Would you restate each line of the data below word for word, without its pictures?

* Records drawn from a dataset *
+++

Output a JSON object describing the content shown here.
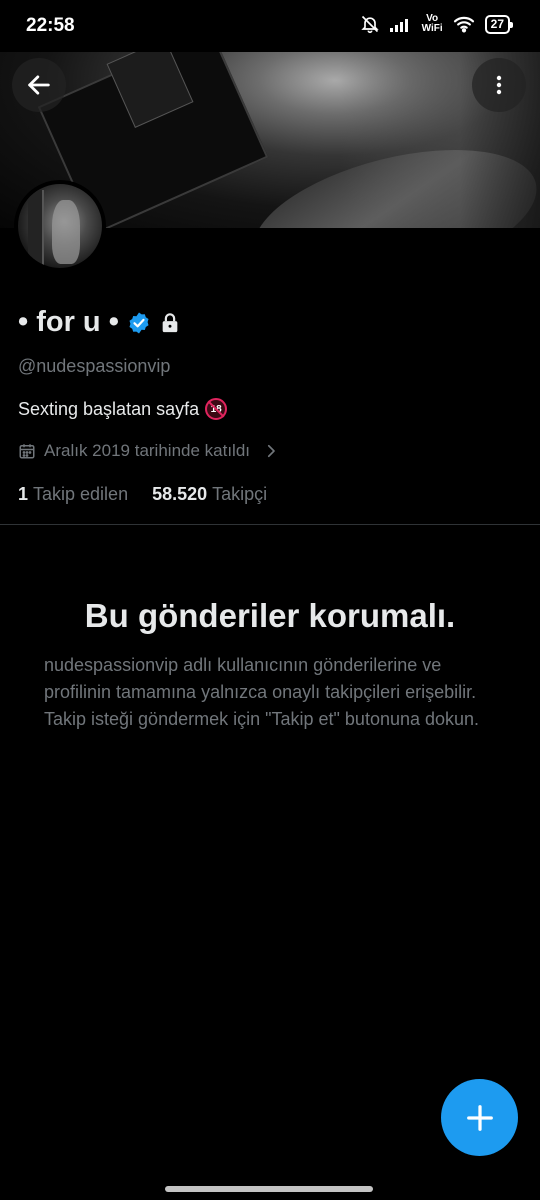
{
  "status_bar": {
    "time": "22:58",
    "network_label_top": "Vo",
    "network_label_bottom": "WiFi",
    "battery": "27"
  },
  "header": {
    "back_icon": "arrow-left-icon",
    "more_icon": "more-vertical-icon"
  },
  "profile": {
    "display_name": "• for u •",
    "verified": true,
    "protected": true,
    "handle": "@nudespassionvip",
    "bio": "Sexting başlatan sayfa",
    "bio_emoji": "18",
    "joined": "Aralık 2019 tarihinde katıldı",
    "following_count": "1",
    "following_label": "Takip edilen",
    "followers_count": "58.520",
    "followers_label": "Takipçi"
  },
  "protected_notice": {
    "title": "Bu gönderiler korumalı.",
    "body": "nudespassionvip adlı kullanıcının gönderilerine ve profilinin tamamına yalnızca onaylı takipçileri erişebilir. Takip isteği göndermek için \"Takip et\" butonuna dokun."
  },
  "fab": {
    "icon": "plus-icon"
  },
  "colors": {
    "accent": "#1d9bf0",
    "background": "#000000",
    "primary_text": "#e7e9ea",
    "secondary_text": "#71767b"
  }
}
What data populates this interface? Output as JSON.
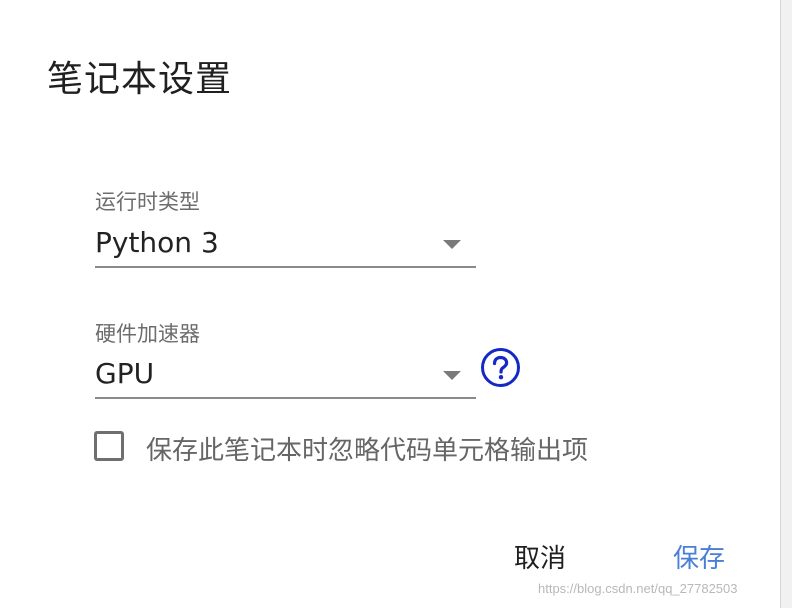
{
  "dialog": {
    "title": "笔记本设置",
    "runtime": {
      "label": "运行时类型",
      "value": "Python 3"
    },
    "accelerator": {
      "label": "硬件加速器",
      "value": "GPU",
      "help_icon": "question-circle-icon"
    },
    "omit_output": {
      "label": "保存此笔记本时忽略代码单元格输出项",
      "checked": false
    },
    "buttons": {
      "cancel": "取消",
      "save": "保存"
    }
  },
  "watermark": "https://blog.csdn.net/qq_27782503",
  "colors": {
    "accent": "#4a7fd6",
    "help_icon": "#1428c8"
  }
}
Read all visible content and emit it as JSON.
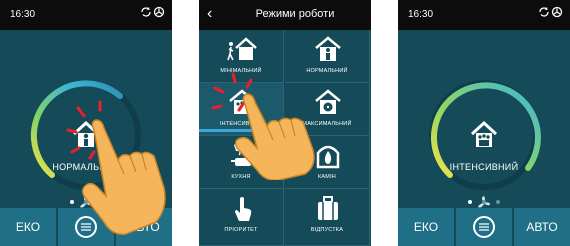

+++

* Answer to this problem *
Output a JSON object describing the content shown here.
{
  "status_bar": {
    "time": "22:58",
    "network_label_top": "Vo",
    "network_label_bottom": "WiFi",
    "battery": "27"
  },
  "header": {
    "back_icon": "arrow-left-icon",
    "more_icon": "more-vertical-icon"
  },
  "profile": {
    "display_name": "• for u •",
    "verified": true,
    "protected": true,
    "handle": "@nudespassionvip",
    "bio": "Sexting başlatan sayfa",
    "bio_emoji": "18",
    "joined": "Aralık 2019 tarihinde katıldı",
    "following_count": "1",
    "following_label": "Takip edilen",
    "followers_count": "58.520",
    "followers_label": "Takipçi"
  },
  "protected_notice": {
    "title": "Bu gönderiler korumalı.",
    "body": "nudespassionvip adlı kullanıcının gönderilerine ve profilinin tamamına yalnızca onaylı takipçileri erişebilir. Takip isteği göndermek için \"Takip et\" butonuna dokun."
  },
  "fab": {
    "icon": "plus-icon"
  },
  "colors": {
    "accent": "#1d9bf0",
    "background": "#000000",
    "primary_text": "#e7e9ea",
    "secondary_text": "#71767b"
  }
}
What data populates this interface? Output as JSON.
{
  "dialog": {
    "title": "笔记本设置",
    "runtime": {
      "label": "运行时类型",
      "value": "Python 3"
    },
    "accelerator": {
      "label": "硬件加速器",
      "value": "GPU",
      "help_icon": "question-circle-icon"
    },
    "omit_output": {
      "label": "保存此笔记本时忽略代码单元格输出项",
      "checked": false
    },
    "buttons": {
      "cancel": "取消",
      "save": "保存"
    }
  },
  "watermark": "https://blog.csdn.net/qq_27782503",
  "colors": {
    "accent": "#4a7fd6",
    "help_icon": "#1428c8"
  }
}
Read all visible content and emit it as JSON.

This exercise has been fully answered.